2010 Monarch Butterflies

See Jamie's pictures from the butterflies appearance at the Fur Rondy Running of the Reindeer here.

The construction process...  We started in early January with Heather and her husband Paul working out a design & prototype that would be structurally sound and relatively inexpensive.
They came up with a design that used PVC pipe and plumbing fittings to create the frame of each wing.Once the frames were built, we used old airplane fabric (for super cubs), ultralight fabric, and drapery sheer from the fabric store to cover the wings (following much the same process as covering airplane surfaces).Once the wing shape is cut with a few inches of excess all around, we glued the fabric to the pipe with industrial airplane fabric glue (Paul and Heather happened to have this laying around because they work on airplanes).Folding the fabric around the glued frame.Once glue dried, we could begin tightening (shrinking) the fabric using hot irons.  We had to be careful not to over-shrink or the tightened fabric would start to bow the frame.
Once the fabric was shrunk and we had good flat surfaces, we trimmed the excess fabric with razor blades....while Heather's son Coal supervised.One finished wing.
We tested the height of the wings in the prototype-stage, to make sure we could ski with them attached to our backs....then the painting process began.  We just used latex house paint, with several layers being needed to saturate the fabric.  Those wings made of lighter material didn't soak up the paint as well (they acted more like a silk screen), while the heavier scrap supercub fabric performed the best.
Heather made a template for the detail-painting out of butcher paper, which we used to draw out the pattern on all the wings before painting.

Once most of the wings were painted we borrowed 10  frame packs and began experimenting with attaching the wings to the frames.  In the end, we used a two hose clamps per side, plus some large zipties for good measure.

Karen and Jen made all the headdresses for the team: a black baklava with alumininm-foil-covered styrafoam eyes and twisted wood with black pipe-cleaners wrapped all-around for the antennae.
We tested skiing with the wings, and after alot of the wings shifting back and forth, we decided we need a some kind of cross-brace system....back to Heather's husband (our consultant structural engineer), who suggested using some of our scrap PVC to create cross-bars across the back of the wing (not shown here).
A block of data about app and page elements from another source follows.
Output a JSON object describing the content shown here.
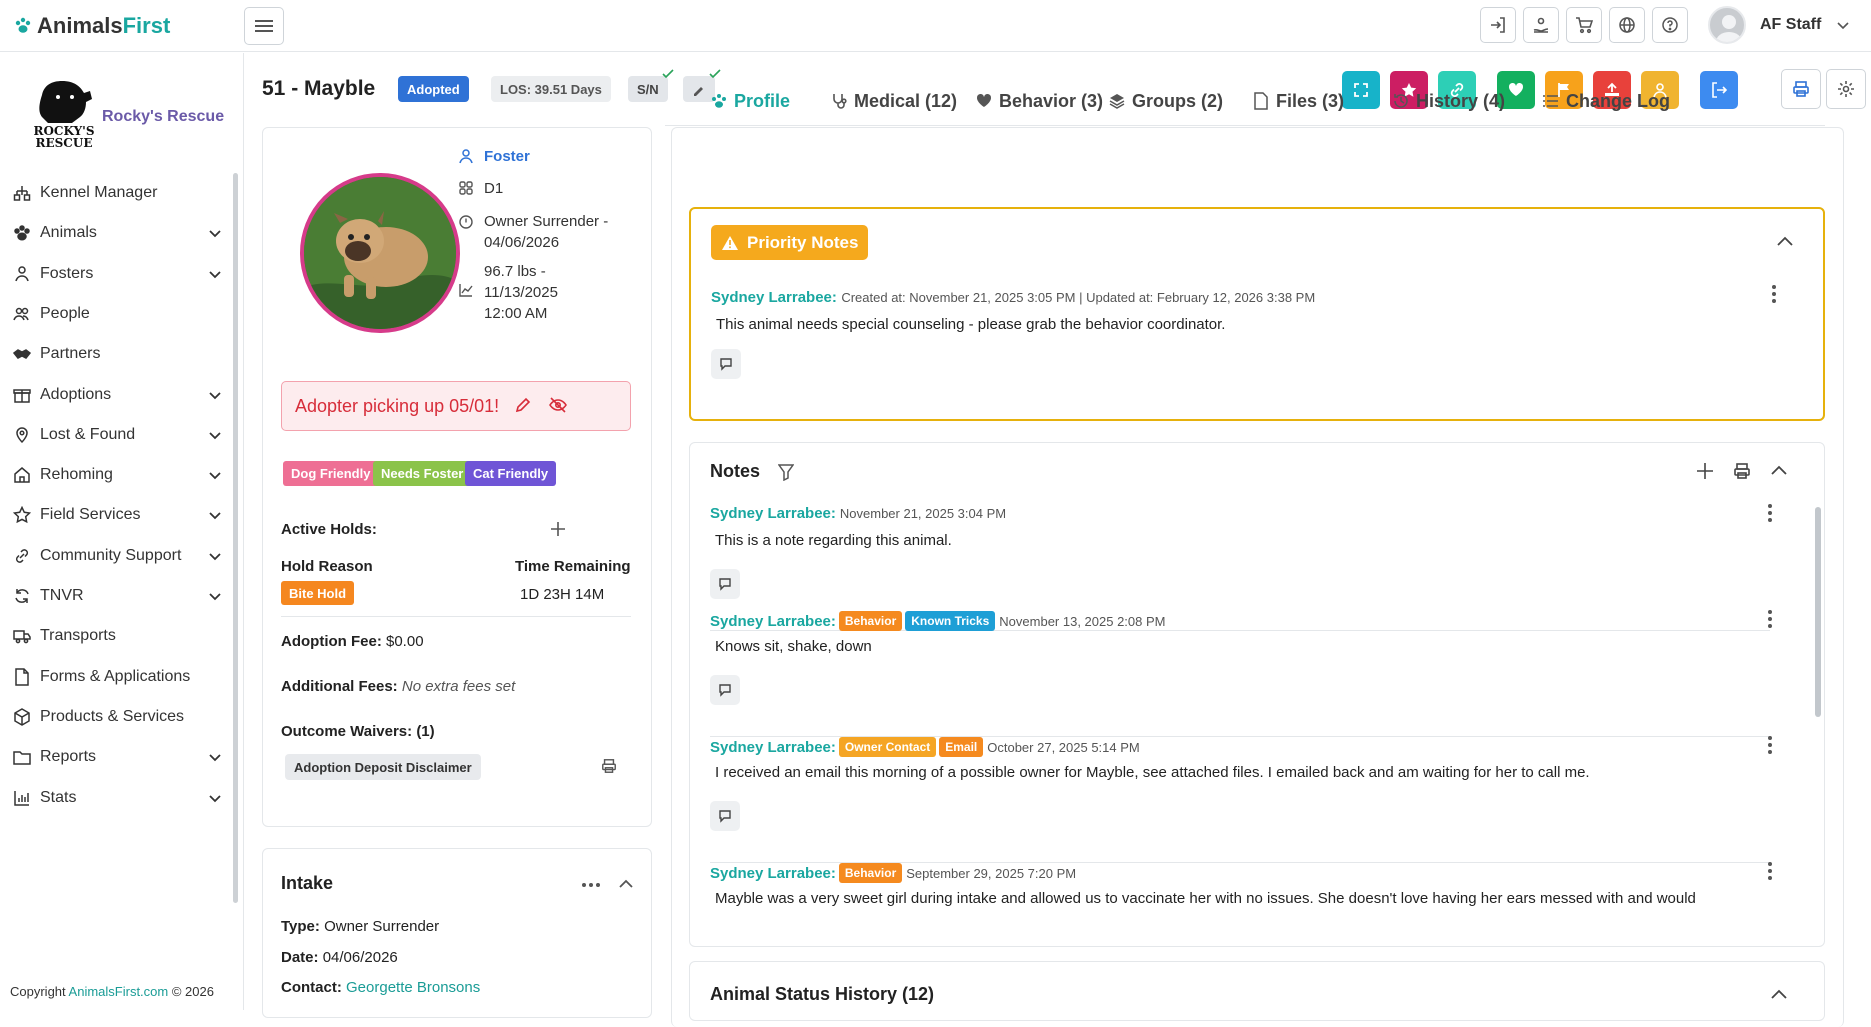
{
  "app": {
    "logo_part1": "Animals",
    "logo_part2": "First",
    "user_name": "AF Staff"
  },
  "org": {
    "name": "Rocky's Rescue",
    "logo_text_1": "ROCKY'S",
    "logo_text_2": "RESCUE"
  },
  "sidebar": {
    "items": [
      {
        "label": "Kennel Manager",
        "icon": "kennel-icon",
        "expandable": false
      },
      {
        "label": "Animals",
        "icon": "paw-icon",
        "expandable": true
      },
      {
        "label": "Fosters",
        "icon": "person-icon",
        "expandable": true
      },
      {
        "label": "People",
        "icon": "people-icon",
        "expandable": false
      },
      {
        "label": "Partners",
        "icon": "handshake-icon",
        "expandable": false
      },
      {
        "label": "Adoptions",
        "icon": "gift-icon",
        "expandable": true
      },
      {
        "label": "Lost & Found",
        "icon": "map-pin-icon",
        "expandable": true
      },
      {
        "label": "Rehoming",
        "icon": "home-icon",
        "expandable": true
      },
      {
        "label": "Field Services",
        "icon": "star-icon",
        "expandable": true
      },
      {
        "label": "Community Support",
        "icon": "link-icon",
        "expandable": true
      },
      {
        "label": "TNVR",
        "icon": "refresh-icon",
        "expandable": true
      },
      {
        "label": "Transports",
        "icon": "truck-icon",
        "expandable": false
      },
      {
        "label": "Forms & Applications",
        "icon": "document-icon",
        "expandable": false
      },
      {
        "label": "Products & Services",
        "icon": "box-icon",
        "expandable": false
      },
      {
        "label": "Reports",
        "icon": "folder-icon",
        "expandable": true
      },
      {
        "label": "Stats",
        "icon": "chart-icon",
        "expandable": true
      }
    ],
    "copyright_prefix": "Copyright ",
    "copyright_link": "AnimalsFirst.com",
    "copyright_suffix": " © 2026"
  },
  "animal": {
    "title": "51 - Mayble",
    "status_badge": "Adopted",
    "los_badge": "LOS: 39.51 Days",
    "sn_badge": "S/N",
    "foster_label": "Foster",
    "kennel": "D1",
    "intake_line1": "Owner Surrender -",
    "intake_line2": "04/06/2026",
    "weight_line1": "96.7 lbs -",
    "weight_line2": "11/13/2025",
    "weight_line3": "12:00 AM",
    "alert_text": "Adopter picking up 05/01!",
    "tags": [
      {
        "label": "Dog Friendly",
        "color": "#ee6f94"
      },
      {
        "label": "Needs Foster",
        "color": "#8bc34a"
      },
      {
        "label": "Cat Friendly",
        "color": "#6f55d6"
      }
    ],
    "active_holds_label": "Active Holds:",
    "hold_reason_label": "Hold Reason",
    "time_remaining_label": "Time Remaining",
    "hold_badge": "Bite Hold",
    "time_remaining": "1D 23H 14M",
    "adoption_fee_label": "Adoption Fee:",
    "adoption_fee": "$0.00",
    "additional_fees_label": "Additional Fees:",
    "additional_fees": "No extra fees set",
    "waivers_label": "Outcome Waivers: (1)",
    "waiver_chip": "Adoption Deposit Disclaimer"
  },
  "intake": {
    "title": "Intake",
    "type_label": "Type:",
    "type": "Owner Surrender",
    "date_label": "Date:",
    "date": "04/06/2026",
    "contact_label": "Contact:",
    "contact": "Georgette Bronsons"
  },
  "action_buttons": [
    {
      "icon": "resize-icon",
      "color": "#17b3c9"
    },
    {
      "icon": "star-icon",
      "color": "#cc1e63"
    },
    {
      "icon": "link-icon",
      "color": "#2dcfb6"
    },
    {
      "icon": "heart-icon",
      "color": "#13b05f"
    },
    {
      "icon": "flag-icon",
      "color": "#f7a21b"
    },
    {
      "icon": "upload-icon",
      "color": "#e8413b"
    },
    {
      "icon": "user-icon",
      "color": "#f0b430"
    },
    {
      "icon": "exit-icon",
      "color": "#3d8bf0"
    }
  ],
  "tabs": [
    {
      "label": "Profile",
      "icon": "paw-icon"
    },
    {
      "label": "Medical (12)",
      "icon": "stethoscope-icon"
    },
    {
      "label": "Behavior (3)",
      "icon": "heart-paw-icon"
    },
    {
      "label": "Groups (2)",
      "icon": "layers-icon"
    },
    {
      "label": "Files (3)",
      "icon": "file-icon"
    },
    {
      "label": "History (4)",
      "icon": "history-icon"
    },
    {
      "label": "Change Log",
      "icon": "list-icon"
    }
  ],
  "priority_notes": {
    "title": "Priority Notes",
    "author": "Sydney Larrabee:",
    "meta": "Created at: November 21, 2025 3:05 PM | Updated at: February 12, 2026 3:38 PM",
    "body": "This animal needs special counseling - please grab the behavior coordinator."
  },
  "notes": {
    "title": "Notes",
    "items": [
      {
        "author": "Sydney Larrabee:",
        "tags": [],
        "date": "November 21, 2025 3:04 PM",
        "body": "This is a note regarding this animal."
      },
      {
        "author": "Sydney Larrabee:",
        "tags": [
          {
            "label": "Behavior",
            "color": "#f58a1f"
          },
          {
            "label": "Known Tricks",
            "color": "#1e9fd6"
          }
        ],
        "date": "November 13, 2025 2:08 PM",
        "body": "Knows sit, shake, down"
      },
      {
        "author": "Sydney Larrabee:",
        "tags": [
          {
            "label": "Owner Contact",
            "color": "#f5a524"
          },
          {
            "label": "Email",
            "color": "#f58a1f"
          }
        ],
        "date": "October 27, 2025 5:14 PM",
        "body": "I received an email this morning of a possible owner for Mayble, see attached files. I emailed back and am waiting for her to call me."
      },
      {
        "author": "Sydney Larrabee:",
        "tags": [
          {
            "label": "Behavior",
            "color": "#f58a1f"
          }
        ],
        "date": "September 29, 2025 7:20 PM",
        "body": "Mayble was a very sweet girl during intake and allowed us to vaccinate her with no issues. She doesn't love having her ears messed with and would"
      }
    ]
  },
  "status_history": {
    "title": "Animal Status History (12)"
  }
}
Race Day!
Other cool group costumes:
We hauled all the wings in the BreadMan's truck.

Running of the Reindeer
A few weeks later we recycled the butterfly costumes to do the Running of the Reindeer!


  1. I've just had this article drawn to my attention and will be sharing it with people in New Zealand, some of whom ask for instructions how to make butterfly wings to wear. An awesome story - thanks for the steps.

  2. Thank you for sharing this! I've been searching for days trying to find a way to make wings of this size. The search was well worth it because construction is now under way. Thanks again!